* _EXERCISE BRIEF_
What lines of the listing include the string "file"? Show them all.

* _RECORDS SUPPLIED_
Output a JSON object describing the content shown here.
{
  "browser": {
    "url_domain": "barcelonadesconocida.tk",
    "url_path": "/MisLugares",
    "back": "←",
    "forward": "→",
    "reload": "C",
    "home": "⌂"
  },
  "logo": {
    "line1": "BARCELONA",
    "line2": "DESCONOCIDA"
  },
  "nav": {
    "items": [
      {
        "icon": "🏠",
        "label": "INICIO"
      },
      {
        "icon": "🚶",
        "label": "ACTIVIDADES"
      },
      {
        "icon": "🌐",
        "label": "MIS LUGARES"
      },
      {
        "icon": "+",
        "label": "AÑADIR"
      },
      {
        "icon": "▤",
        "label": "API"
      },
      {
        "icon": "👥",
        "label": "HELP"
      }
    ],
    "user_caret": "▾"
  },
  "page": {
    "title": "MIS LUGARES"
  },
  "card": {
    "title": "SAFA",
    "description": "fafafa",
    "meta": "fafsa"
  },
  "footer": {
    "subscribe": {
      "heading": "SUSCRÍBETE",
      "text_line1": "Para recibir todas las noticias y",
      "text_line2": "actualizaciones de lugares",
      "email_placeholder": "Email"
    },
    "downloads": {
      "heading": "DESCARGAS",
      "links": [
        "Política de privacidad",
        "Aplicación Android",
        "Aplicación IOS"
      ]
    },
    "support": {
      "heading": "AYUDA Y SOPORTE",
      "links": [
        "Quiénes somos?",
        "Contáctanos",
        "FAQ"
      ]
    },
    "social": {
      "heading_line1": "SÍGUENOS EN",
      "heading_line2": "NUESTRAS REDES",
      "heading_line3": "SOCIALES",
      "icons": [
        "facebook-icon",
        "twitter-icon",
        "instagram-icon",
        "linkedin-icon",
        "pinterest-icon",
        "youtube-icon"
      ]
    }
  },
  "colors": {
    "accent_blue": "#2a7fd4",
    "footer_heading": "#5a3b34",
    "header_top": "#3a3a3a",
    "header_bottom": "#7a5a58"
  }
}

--

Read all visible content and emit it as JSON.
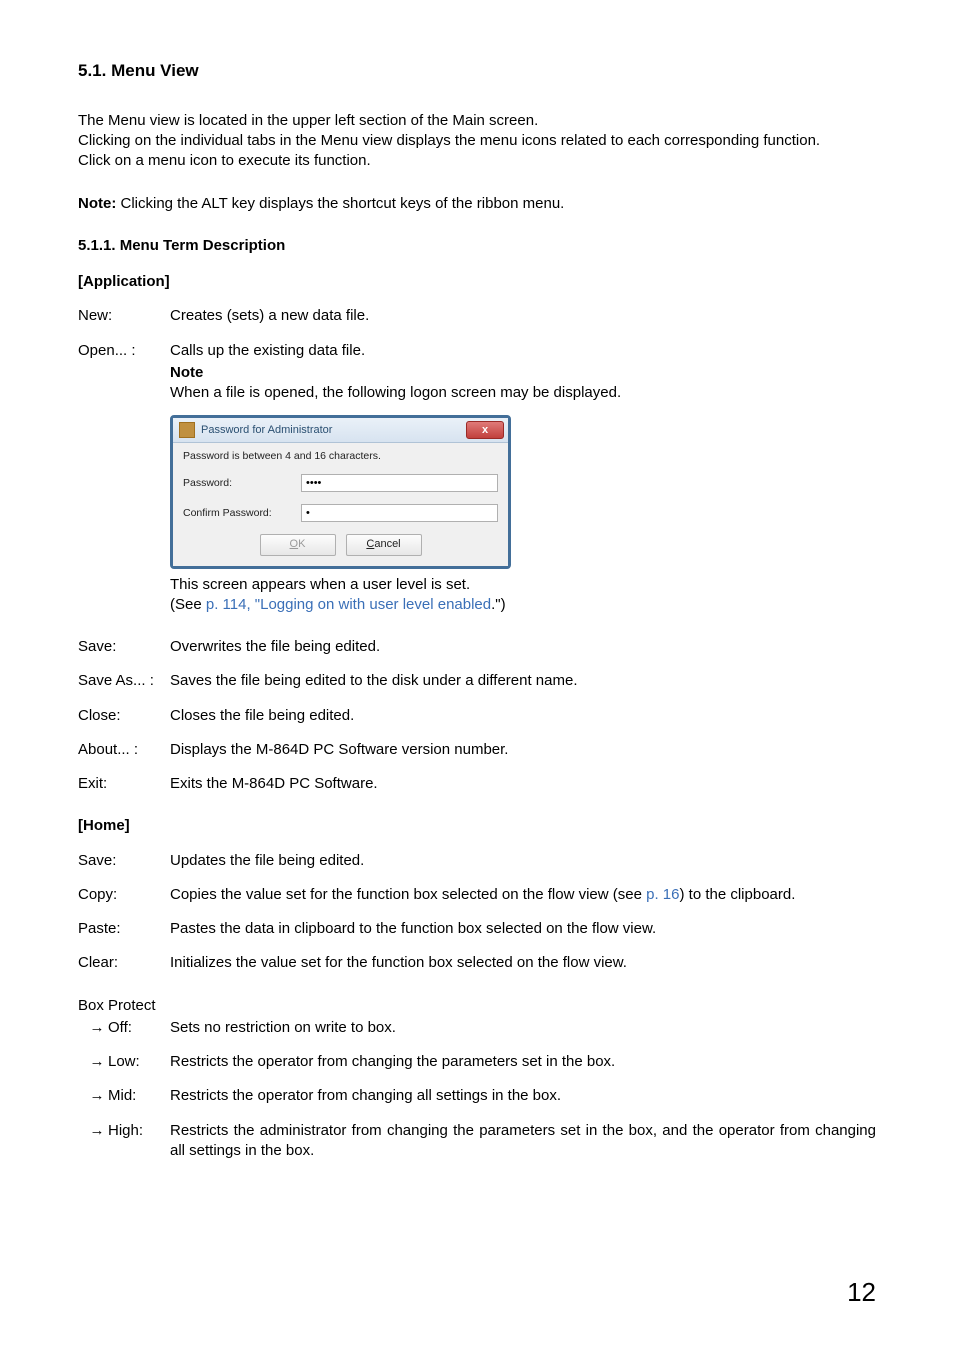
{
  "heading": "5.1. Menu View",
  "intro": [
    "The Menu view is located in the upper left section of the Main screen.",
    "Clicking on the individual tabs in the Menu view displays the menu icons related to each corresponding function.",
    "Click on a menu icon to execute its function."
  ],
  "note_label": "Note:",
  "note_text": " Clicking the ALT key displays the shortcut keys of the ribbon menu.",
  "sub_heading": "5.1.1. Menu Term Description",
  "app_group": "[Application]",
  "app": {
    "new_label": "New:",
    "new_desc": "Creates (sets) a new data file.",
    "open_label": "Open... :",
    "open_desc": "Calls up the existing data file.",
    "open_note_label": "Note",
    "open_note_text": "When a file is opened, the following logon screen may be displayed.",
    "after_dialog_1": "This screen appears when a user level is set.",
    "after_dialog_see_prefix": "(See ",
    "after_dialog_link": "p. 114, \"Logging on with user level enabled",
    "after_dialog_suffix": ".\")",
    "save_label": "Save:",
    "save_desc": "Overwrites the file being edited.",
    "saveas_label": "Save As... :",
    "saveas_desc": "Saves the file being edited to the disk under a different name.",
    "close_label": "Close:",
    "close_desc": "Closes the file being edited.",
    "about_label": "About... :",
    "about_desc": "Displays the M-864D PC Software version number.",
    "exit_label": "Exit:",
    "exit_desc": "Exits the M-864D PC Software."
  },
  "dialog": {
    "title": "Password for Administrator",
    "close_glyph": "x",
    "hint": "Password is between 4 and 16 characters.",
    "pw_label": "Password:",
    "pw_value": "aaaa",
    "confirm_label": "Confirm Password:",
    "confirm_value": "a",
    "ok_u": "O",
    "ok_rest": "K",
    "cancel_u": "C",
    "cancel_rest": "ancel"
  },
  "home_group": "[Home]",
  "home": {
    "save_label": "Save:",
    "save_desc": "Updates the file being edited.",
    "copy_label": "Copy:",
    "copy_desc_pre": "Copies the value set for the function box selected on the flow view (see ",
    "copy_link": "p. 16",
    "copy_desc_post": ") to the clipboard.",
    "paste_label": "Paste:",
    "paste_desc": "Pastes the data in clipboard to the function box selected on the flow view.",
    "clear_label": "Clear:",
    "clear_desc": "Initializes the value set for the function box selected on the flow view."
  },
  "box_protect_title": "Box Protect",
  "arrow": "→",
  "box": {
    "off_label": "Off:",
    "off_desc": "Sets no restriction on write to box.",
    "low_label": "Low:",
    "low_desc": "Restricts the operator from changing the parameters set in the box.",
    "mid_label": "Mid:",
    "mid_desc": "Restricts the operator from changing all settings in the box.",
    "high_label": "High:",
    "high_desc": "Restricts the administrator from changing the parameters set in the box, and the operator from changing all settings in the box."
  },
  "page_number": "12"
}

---

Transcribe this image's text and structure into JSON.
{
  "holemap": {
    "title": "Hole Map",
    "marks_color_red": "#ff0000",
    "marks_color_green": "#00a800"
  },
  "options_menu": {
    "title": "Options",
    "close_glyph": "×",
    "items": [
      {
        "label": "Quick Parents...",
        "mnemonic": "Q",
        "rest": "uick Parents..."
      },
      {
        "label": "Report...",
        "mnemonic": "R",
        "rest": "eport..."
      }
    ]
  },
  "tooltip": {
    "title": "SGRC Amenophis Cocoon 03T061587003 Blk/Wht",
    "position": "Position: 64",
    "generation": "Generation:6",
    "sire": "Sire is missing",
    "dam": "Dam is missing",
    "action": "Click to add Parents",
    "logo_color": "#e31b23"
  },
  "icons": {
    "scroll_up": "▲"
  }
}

* _ANSWER TO THIS PROBLEM_
    "new_desc": "Creates (sets) a new data file.",
    "open_desc": "Calls up the existing data file.",
    "open_note_text": "When a file is opened, the following logon screen may be displayed.",
    "save_desc": "Overwrites the file being edited.",
    "saveas_desc": "Saves the file being edited to the disk under a different name.",
    "close_desc": "Closes the file being edited.",
    "save_desc": "Updates the file being edited.",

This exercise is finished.